Possibly. No promises there for our internal IPs. If the right concept comes along, we’d definitely pursue it. On the sides, we’ve worked with a lot of popular brands and creative agencies in making interactive experiences.
We tend to push for more interesting ways to engage people on that end. There were a couple of cool projects we worked on that involved AR, VR and even motion controls, but the pandemic put a halt to that since we could no longer do physical events. Unfortunately, we can’t share more on those games at this time.
Tell us more about how you and your co-founder cultivated the work culture of Weyrdworks in the past few years? Were there bumps along the way?
We’ve always been experimental about a lot of things. Well, it’s the game development iterative cycle all over again. We try to adapt what we’ve learned from sagely advice gathered from books, conferences, TED talks and conversations with other people. It’s all about trying out what feels aligned to the culture of Weyrdworks and see what sticks.
A lot of the time, culture doesn’t just happen on its own. Someone has to initiate it. But more importantly we need to remember to review the impact and side effects of any actions. We do daily stand-up meetings at Weyrdworks each morning to keep everyone up to date. This was especially important during the pandemic.

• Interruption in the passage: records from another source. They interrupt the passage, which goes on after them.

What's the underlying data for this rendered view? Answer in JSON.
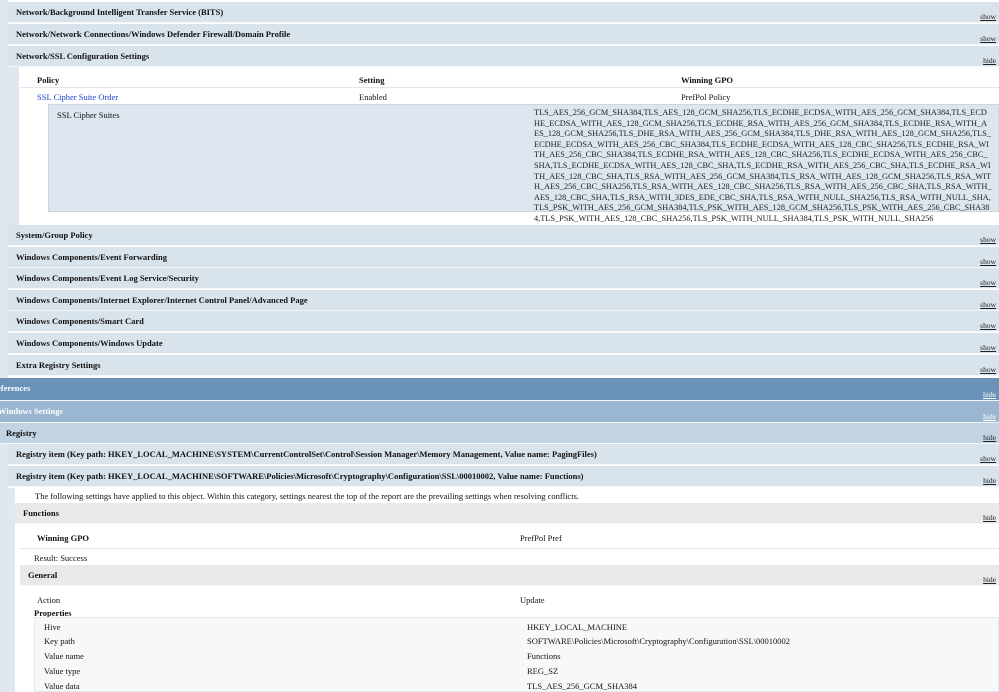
{
  "toggle": {
    "show": "show",
    "hide": "hide"
  },
  "sections_top": [
    {
      "title": "Network/Background Intelligent Transfer Service (BITS)",
      "toggle": "show"
    },
    {
      "title": "Network/Network Connections/Windows Defender Firewall/Domain Profile",
      "toggle": "show"
    },
    {
      "title": "Network/SSL Configuration Settings",
      "toggle": "hide"
    }
  ],
  "ssl_table": {
    "headers": {
      "policy": "Policy",
      "setting": "Setting",
      "winning_gpo": "Winning GPO"
    },
    "row": {
      "policy": "SSL Cipher Suite Order",
      "setting": "Enabled",
      "winning_gpo": "PrefPol Policy"
    },
    "detail_label": "SSL Cipher Suites",
    "detail_value": "TLS_AES_256_GCM_SHA384,TLS_AES_128_GCM_SHA256,TLS_ECDHE_ECDSA_WITH_AES_256_GCM_SHA384,TLS_ECDHE_ECDSA_WITH_AES_128_GCM_SHA256,TLS_ECDHE_RSA_WITH_AES_256_GCM_SHA384,TLS_ECDHE_RSA_WITH_AES_128_GCM_SHA256,TLS_DHE_RSA_WITH_AES_256_GCM_SHA384,TLS_DHE_RSA_WITH_AES_128_GCM_SHA256,TLS_ECDHE_ECDSA_WITH_AES_256_CBC_SHA384,TLS_ECDHE_ECDSA_WITH_AES_128_CBC_SHA256,TLS_ECDHE_RSA_WITH_AES_256_CBC_SHA384,TLS_ECDHE_RSA_WITH_AES_128_CBC_SHA256,TLS_ECDHE_ECDSA_WITH_AES_256_CBC_SHA,TLS_ECDHE_ECDSA_WITH_AES_128_CBC_SHA,TLS_ECDHE_RSA_WITH_AES_256_CBC_SHA,TLS_ECDHE_RSA_WITH_AES_128_CBC_SHA,TLS_RSA_WITH_AES_256_GCM_SHA384,TLS_RSA_WITH_AES_128_GCM_SHA256,TLS_RSA_WITH_AES_256_CBC_SHA256,TLS_RSA_WITH_AES_128_CBC_SHA256,TLS_RSA_WITH_AES_256_CBC_SHA,TLS_RSA_WITH_AES_128_CBC_SHA,TLS_RSA_WITH_3DES_EDE_CBC_SHA,TLS_RSA_WITH_NULL_SHA256,TLS_RSA_WITH_NULL_SHA,TLS_PSK_WITH_AES_256_GCM_SHA384,TLS_PSK_WITH_AES_128_GCM_SHA256,TLS_PSK_WITH_AES_256_CBC_SHA384,TLS_PSK_WITH_AES_128_CBC_SHA256,TLS_PSK_WITH_NULL_SHA384,TLS_PSK_WITH_NULL_SHA256"
  },
  "sections_mid": [
    {
      "title": "System/Group Policy",
      "toggle": "show"
    },
    {
      "title": "Windows Components/Event Forwarding",
      "toggle": "show"
    },
    {
      "title": "Windows Components/Event Log Service/Security",
      "toggle": "show"
    },
    {
      "title": "Windows Components/Internet Explorer/Internet Control Panel/Advanced Page",
      "toggle": "show"
    },
    {
      "title": "Windows Components/Smart Card",
      "toggle": "show"
    },
    {
      "title": "Windows Components/Windows Update",
      "toggle": "show"
    },
    {
      "title": "Extra Registry Settings",
      "toggle": "show"
    }
  ],
  "preferences": {
    "title": "eferences",
    "toggle": "hide"
  },
  "windows_settings": {
    "title": "Windows Settings",
    "toggle": "hide"
  },
  "registry": {
    "title": "Registry",
    "toggle": "hide"
  },
  "registry_items": [
    {
      "title": "Registry item (Key path: HKEY_LOCAL_MACHINE\\SYSTEM\\CurrentControlSet\\Control\\Session Manager\\Memory Management, Value name: PagingFiles)",
      "toggle": "show"
    },
    {
      "title": "Registry item (Key path: HKEY_LOCAL_MACHINE\\SOFTWARE\\Policies\\Microsoft\\Cryptography\\Configuration\\SSL\\00010002, Value name: Functions)",
      "toggle": "hide"
    }
  ],
  "note": "The following settings have applied to this object. Within this category, settings nearest the top of the report are the prevailing settings when resolving conflicts.",
  "functions": {
    "title": "Functions",
    "toggle": "hide",
    "winning_gpo_label": "Winning GPO",
    "winning_gpo_value": "PrefPol Pref",
    "result": "Result: Success"
  },
  "general": {
    "title": "General",
    "toggle": "hide",
    "action_label": "Action",
    "action_value": "Update",
    "properties_label": "Properties",
    "properties": [
      {
        "label": "Hive",
        "value": "HKEY_LOCAL_MACHINE"
      },
      {
        "label": "Key path",
        "value": "SOFTWARE\\Policies\\Microsoft\\Cryptography\\Configuration\\SSL\\00010002"
      },
      {
        "label": "Value name",
        "value": "Functions"
      },
      {
        "label": "Value type",
        "value": "REG_SZ"
      },
      {
        "label": "Value data",
        "value": "TLS_AES_256_GCM_SHA384"
      }
    ]
  },
  "colors": {
    "section_bg": "#d9e3ec",
    "preferences_bg": "#6b93b9",
    "windows_settings_bg": "#9bb6d0",
    "registry_bg": "#c2d3e2",
    "link": "#1a3ec9"
  }
}
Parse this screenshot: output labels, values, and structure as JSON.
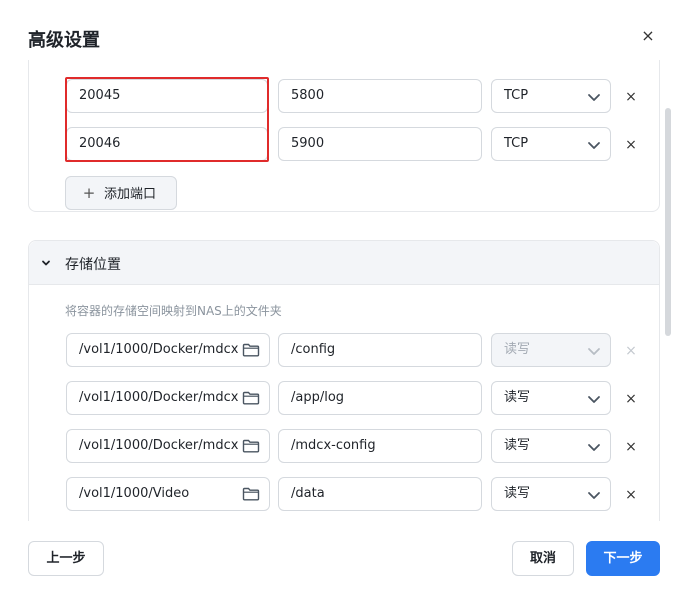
{
  "dialog": {
    "title": "高级设置",
    "close_label": "×"
  },
  "ports": {
    "rows": [
      {
        "host_port": "20045",
        "container_port": "5800",
        "protocol": "TCP",
        "remove": "×"
      },
      {
        "host_port": "20046",
        "container_port": "5900",
        "protocol": "TCP",
        "remove": "×"
      }
    ],
    "add_label": "添加端口",
    "add_icon": "+"
  },
  "storage": {
    "section_title": "存储位置",
    "description": "将容器的存储空间映射到NAS上的文件夹",
    "rows": [
      {
        "host_path": "/vol1/1000/Docker/mdcx",
        "container_path": "/config",
        "mode": "读写",
        "remove": "×",
        "disabled": true
      },
      {
        "host_path": "/vol1/1000/Docker/mdcx",
        "container_path": "/app/log",
        "mode": "读写",
        "remove": "×",
        "disabled": false
      },
      {
        "host_path": "/vol1/1000/Docker/mdcx",
        "container_path": "/mdcx-config",
        "mode": "读写",
        "remove": "×",
        "disabled": false
      },
      {
        "host_path": "/vol1/1000/Video",
        "container_path": "/data",
        "mode": "读写",
        "remove": "×",
        "disabled": false
      }
    ]
  },
  "footer": {
    "prev_label": "上一步",
    "cancel_label": "取消",
    "next_label": "下一步"
  },
  "colors": {
    "primary": "#2b7bf1",
    "highlight": "#e02b2b"
  }
}
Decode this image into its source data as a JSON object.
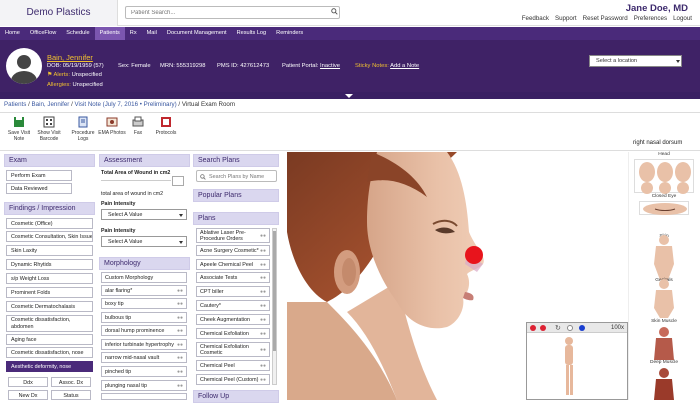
{
  "app": {
    "brand": "Demo Plastics",
    "user_name": "Jane Doe, MD"
  },
  "search": {
    "placeholder": "Patient Search..."
  },
  "top_links": [
    "Feedback",
    "Support",
    "Reset Password",
    "Preferences",
    "Logout"
  ],
  "nav": [
    {
      "label": "Home",
      "active": false
    },
    {
      "label": "OfficeFlow",
      "active": false
    },
    {
      "label": "Schedule",
      "active": false
    },
    {
      "label": "Patients",
      "active": true
    },
    {
      "label": "Rx",
      "active": false
    },
    {
      "label": "Mail",
      "active": false
    },
    {
      "label": "Document Management",
      "active": false
    },
    {
      "label": "Results Log",
      "active": false
    },
    {
      "label": "Reminders",
      "active": false
    }
  ],
  "patient": {
    "name": "Bain, Jennifer",
    "dob": "DOB: 05/19/1959 (57)",
    "sex": "Sex: Female",
    "mrn": "MRN: 555319298",
    "pms": "PMS ID: 427612473",
    "portal_label": "Patient Portal:",
    "portal_value": "Inactive",
    "sticky_label": "Sticky Notes:",
    "sticky_value": "Add a Note",
    "alerts_label": "Alerts:",
    "alerts_value": "Unspecified",
    "allergies_label": "Allergies:",
    "allergies_value": "Unspecified",
    "location_placeholder": "Select a location"
  },
  "breadcrumb": {
    "patients": "Patients",
    "name": "Bain, Jennifer",
    "visit": "Visit Note (July 7, 2016 • Preliminary)",
    "current": "Virtual Exam Room"
  },
  "toolbar": [
    {
      "label": "Save Visit Note",
      "icon": "save-icon",
      "color": "#2a8a3a"
    },
    {
      "label": "Show Visit Barcode",
      "icon": "barcode-icon",
      "color": "#444444"
    },
    {
      "label": "Procedure Logs",
      "icon": "procedure-logs-icon",
      "color": "#3a58a0"
    },
    {
      "label": "EMA Photos",
      "icon": "photos-icon",
      "color": "#8b3a2a"
    },
    {
      "label": "Fax",
      "icon": "fax-icon",
      "color": "#555555"
    },
    {
      "label": "Protocols",
      "icon": "protocols-icon",
      "color": "#c0282e"
    }
  ],
  "region_label": "right nasal dorsum",
  "exam": {
    "header": "Exam",
    "items": [
      "Perform Exam",
      "Data Reviewed"
    ]
  },
  "findings": {
    "header": "Findings / Impression",
    "items": [
      "Cosmetic (Office)",
      "Cosmetic Consultation, Skin Issues",
      "Skin Laxity",
      "Dynamic Rhytids",
      "s/p Weight Loss",
      "Prominent Folds",
      "Cosmetic Dermatochalasis",
      "Cosmetic dissatisfaction, abdomen",
      "Aging face",
      "Cosmetic dissatisfaction, nose",
      "Aesthetic deformity, nose"
    ],
    "buttons": [
      "Ddx",
      "Assoc. Dx",
      "New Dx",
      "Status"
    ]
  },
  "assessment": {
    "header": "Assessment",
    "wound_label": "Total Area of Wound in cm2",
    "wound_text": "total area of wound in cm2",
    "pain1_label": "Pain Intensity",
    "pain1_value": "Select A Value",
    "pain2_label": "Pain Intensity",
    "pain2_value": "Select A Value"
  },
  "morphology": {
    "header": "Morphology",
    "items": [
      "Custom Morphology",
      "alar flaring*",
      "boxy tip",
      "bulbous tip",
      "dorsal hump prominence",
      "inferior turbinate hypertrophy",
      "narrow mid-nasal vault",
      "pinched tip",
      "plunging nasal tip"
    ]
  },
  "search_plans": {
    "header": "Search Plans",
    "placeholder": "Search Plans by Name"
  },
  "popular_plans": {
    "header": "Popular Plans"
  },
  "plans": {
    "header": "Plans",
    "items": [
      "Ablative Laser Pre-Procedure Orders",
      "Acne Surgery Cosmetic*",
      "Apeele Chemical Peel",
      "Associate Tests",
      "CPT biller",
      "Cautery*",
      "Cheek Augmentation",
      "Chemical Exfoliation",
      "Chemical Exfoliation Cosmetic",
      "Chemical Peel",
      "Chemical Peel (Custom)"
    ]
  },
  "follow_up": {
    "header": "Follow Up"
  },
  "thumbnails": [
    "Head",
    "Closed Eye",
    "Skin",
    "Genitals",
    "Skin Muscle",
    "Deep Muscle"
  ],
  "popup": {
    "zoom": "100x"
  },
  "colors": {
    "brand_purple": "#4a2a7a",
    "banner": "#3f2266",
    "accent_yellow": "#f0c030",
    "marker_red": "#e8141c"
  }
}
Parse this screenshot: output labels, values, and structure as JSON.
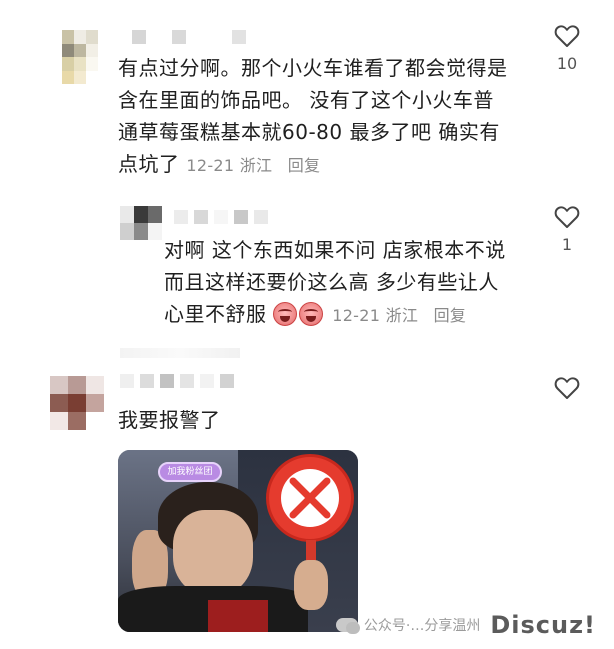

However, we noticed that some of our more prolific developers were pressured to work on weekends to have something to present on Mondays. We’ve since implemented a no work sync Monday and now dedicate a few minutes for each member to update everyone on their personal lives over the weekend instead.
With the feedback from your employees, what are the steps that Weyrdworks will be taking to improve in the near future?
Not to get into specifics, but we do have regular 1-on-1s to discuss issues deeper on an individual level. During these meetings we’re always looking to drive alignment in our mission, correct any misconducts or undesirable behaviours, come up with a plan for individual growth, and patch any issues in our processes.
We used to run these sessions on a monthly basis when it was just a team of 4. But now at our current size, we’ve had to slow it down to once every 2-3 months. These insightful sessions have helped mould Weyrdworks slowly into what it is today. We just have to keep actively listening to the team, provide feedback where it’s needed and in the words of a very angry Greek god – Be better.
What is your advice to those who are running their own video game studios right now? What is the biggest lesson that you would like to pass on to your contemporaries?
I don’t have any sagely advice. I suppose the one thing I know that works for me is just to be honest about the fact that I don’t always have the answers to everything, keep an open mind, learn from others and keep reiterating on our current processes to find the right fit.
Check out more of Weyrdworks’ development logs on their official website.